-- Instructions to follow --
Among the entries below, find every line that has "нормативного" and pull it out.

━━━ Excerpted data ━━━

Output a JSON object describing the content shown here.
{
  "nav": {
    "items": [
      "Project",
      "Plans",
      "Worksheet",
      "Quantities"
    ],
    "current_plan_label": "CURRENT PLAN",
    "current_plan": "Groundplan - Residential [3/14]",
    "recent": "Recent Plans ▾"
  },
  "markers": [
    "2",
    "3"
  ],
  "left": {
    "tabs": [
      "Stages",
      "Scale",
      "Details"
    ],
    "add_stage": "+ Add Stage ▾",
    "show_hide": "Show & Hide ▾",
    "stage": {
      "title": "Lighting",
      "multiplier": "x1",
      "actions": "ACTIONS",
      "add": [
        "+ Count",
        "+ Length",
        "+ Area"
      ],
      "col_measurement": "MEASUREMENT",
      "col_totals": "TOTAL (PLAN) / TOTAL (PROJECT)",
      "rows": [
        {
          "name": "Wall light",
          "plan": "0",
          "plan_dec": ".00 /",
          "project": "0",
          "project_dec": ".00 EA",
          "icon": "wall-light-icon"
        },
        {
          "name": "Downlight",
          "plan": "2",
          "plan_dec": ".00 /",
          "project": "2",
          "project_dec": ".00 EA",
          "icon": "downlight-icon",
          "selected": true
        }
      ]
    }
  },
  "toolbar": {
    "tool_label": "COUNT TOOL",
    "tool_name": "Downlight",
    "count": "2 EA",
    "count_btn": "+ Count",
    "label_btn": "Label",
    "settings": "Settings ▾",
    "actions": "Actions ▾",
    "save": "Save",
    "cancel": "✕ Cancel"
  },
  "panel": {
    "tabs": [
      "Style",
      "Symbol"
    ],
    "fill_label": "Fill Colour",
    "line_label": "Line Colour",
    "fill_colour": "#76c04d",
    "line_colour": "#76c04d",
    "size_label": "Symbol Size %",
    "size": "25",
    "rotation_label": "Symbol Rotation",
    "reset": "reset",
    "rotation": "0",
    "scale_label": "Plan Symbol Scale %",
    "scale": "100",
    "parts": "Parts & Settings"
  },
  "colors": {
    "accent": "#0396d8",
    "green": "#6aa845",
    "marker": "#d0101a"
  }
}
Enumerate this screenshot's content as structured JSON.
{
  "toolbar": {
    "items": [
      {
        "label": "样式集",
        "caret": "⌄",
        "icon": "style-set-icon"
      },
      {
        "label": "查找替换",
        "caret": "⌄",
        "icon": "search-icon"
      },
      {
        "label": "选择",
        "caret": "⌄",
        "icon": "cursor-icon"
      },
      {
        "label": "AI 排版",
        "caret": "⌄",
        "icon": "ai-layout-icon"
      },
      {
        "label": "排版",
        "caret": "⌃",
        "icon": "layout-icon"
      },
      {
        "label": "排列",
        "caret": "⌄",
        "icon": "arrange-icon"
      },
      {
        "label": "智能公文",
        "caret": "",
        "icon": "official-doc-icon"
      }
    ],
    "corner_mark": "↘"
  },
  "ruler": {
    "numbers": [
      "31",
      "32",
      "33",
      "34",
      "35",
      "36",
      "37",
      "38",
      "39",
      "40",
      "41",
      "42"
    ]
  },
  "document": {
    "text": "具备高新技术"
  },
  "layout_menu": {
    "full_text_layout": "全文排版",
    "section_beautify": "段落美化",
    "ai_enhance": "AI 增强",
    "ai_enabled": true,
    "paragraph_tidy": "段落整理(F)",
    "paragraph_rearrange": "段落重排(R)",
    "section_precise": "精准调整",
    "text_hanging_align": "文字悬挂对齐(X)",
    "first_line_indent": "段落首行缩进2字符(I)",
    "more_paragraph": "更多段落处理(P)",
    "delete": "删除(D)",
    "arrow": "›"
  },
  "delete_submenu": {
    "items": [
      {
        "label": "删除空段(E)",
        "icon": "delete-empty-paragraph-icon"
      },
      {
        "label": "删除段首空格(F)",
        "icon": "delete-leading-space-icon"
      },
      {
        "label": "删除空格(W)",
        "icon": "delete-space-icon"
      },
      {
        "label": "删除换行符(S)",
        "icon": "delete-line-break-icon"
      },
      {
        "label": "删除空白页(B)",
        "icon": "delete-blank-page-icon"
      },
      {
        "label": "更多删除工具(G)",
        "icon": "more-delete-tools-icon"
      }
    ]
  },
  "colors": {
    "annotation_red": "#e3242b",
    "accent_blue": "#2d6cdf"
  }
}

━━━
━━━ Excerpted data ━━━

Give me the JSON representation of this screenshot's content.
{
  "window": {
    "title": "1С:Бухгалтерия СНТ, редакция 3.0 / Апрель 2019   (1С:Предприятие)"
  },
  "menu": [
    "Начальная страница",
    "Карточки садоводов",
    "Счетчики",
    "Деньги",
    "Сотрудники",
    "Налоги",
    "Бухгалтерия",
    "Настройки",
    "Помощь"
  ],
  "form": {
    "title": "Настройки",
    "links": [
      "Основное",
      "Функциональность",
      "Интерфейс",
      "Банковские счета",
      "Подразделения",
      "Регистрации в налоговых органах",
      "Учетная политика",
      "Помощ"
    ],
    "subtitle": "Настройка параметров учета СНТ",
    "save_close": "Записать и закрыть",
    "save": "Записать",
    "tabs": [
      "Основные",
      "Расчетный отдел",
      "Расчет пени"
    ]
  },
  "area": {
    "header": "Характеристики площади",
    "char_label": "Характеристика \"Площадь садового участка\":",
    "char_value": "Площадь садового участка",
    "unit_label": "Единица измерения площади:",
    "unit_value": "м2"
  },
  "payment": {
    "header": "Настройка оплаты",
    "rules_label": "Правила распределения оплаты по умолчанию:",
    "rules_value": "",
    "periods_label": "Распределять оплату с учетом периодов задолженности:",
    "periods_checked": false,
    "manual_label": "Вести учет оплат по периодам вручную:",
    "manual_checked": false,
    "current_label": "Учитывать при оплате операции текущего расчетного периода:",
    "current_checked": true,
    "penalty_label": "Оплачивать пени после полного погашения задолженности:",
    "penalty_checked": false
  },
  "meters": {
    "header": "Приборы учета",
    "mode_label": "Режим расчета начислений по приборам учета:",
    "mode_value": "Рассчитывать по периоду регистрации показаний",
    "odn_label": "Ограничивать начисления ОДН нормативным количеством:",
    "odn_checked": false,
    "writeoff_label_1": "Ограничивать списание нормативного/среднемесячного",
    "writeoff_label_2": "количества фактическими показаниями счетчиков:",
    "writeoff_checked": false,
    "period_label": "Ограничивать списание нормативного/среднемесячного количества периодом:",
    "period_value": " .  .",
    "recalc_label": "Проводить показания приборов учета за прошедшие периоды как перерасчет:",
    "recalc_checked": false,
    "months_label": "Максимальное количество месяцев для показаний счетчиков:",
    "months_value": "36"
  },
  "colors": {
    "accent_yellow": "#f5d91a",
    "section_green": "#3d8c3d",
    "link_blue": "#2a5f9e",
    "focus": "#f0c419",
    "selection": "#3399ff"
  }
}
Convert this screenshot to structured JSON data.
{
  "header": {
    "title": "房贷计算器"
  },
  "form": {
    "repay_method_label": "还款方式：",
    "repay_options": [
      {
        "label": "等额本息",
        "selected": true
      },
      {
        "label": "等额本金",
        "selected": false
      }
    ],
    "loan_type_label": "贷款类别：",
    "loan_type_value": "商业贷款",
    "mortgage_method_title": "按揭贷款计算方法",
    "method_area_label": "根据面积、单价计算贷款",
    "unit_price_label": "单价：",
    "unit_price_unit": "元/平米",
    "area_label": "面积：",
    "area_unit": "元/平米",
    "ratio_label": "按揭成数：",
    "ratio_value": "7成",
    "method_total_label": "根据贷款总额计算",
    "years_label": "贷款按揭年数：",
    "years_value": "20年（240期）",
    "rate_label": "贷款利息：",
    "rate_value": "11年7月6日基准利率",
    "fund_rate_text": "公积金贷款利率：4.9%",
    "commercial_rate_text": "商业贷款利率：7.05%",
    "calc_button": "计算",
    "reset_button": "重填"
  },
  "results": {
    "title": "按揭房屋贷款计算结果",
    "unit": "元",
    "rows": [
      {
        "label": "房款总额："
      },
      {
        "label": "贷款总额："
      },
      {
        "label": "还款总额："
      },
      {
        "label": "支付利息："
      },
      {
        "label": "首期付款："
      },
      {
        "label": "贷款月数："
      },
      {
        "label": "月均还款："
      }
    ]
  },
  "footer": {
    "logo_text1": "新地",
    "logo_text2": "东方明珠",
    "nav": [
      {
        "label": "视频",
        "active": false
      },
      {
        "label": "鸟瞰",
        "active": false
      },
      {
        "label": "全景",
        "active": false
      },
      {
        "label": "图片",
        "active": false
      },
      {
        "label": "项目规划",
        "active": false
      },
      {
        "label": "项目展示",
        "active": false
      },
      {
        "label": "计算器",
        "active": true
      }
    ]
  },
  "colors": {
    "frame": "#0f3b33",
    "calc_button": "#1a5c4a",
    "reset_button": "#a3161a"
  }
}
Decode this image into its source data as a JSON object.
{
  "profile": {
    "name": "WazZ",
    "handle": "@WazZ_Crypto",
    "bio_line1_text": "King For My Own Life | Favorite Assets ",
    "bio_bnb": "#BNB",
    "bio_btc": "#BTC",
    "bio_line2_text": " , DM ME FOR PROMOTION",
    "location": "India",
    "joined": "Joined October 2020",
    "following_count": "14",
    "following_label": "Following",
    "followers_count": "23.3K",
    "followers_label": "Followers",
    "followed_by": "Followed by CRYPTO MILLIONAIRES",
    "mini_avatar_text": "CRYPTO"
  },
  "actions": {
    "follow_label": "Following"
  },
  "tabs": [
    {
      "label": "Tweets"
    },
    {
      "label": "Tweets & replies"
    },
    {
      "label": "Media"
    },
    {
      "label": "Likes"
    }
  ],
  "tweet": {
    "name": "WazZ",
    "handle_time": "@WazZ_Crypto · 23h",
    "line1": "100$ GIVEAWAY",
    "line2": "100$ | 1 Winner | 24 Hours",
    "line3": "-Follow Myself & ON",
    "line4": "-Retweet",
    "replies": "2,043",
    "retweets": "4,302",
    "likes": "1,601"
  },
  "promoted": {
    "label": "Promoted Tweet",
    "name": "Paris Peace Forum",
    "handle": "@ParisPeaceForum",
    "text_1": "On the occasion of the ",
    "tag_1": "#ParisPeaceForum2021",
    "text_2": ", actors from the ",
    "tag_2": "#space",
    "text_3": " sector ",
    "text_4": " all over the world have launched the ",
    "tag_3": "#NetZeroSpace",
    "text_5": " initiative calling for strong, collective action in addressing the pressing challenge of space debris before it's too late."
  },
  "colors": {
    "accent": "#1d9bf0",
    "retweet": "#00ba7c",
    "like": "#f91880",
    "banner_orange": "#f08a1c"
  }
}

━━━

-- Solution for this problem --
    "writeoff_label_1": "Ограничивать списание нормативного/среднемесячного",
    "period_label": "Ограничивать списание нормативного/среднемесячного количества периодом:",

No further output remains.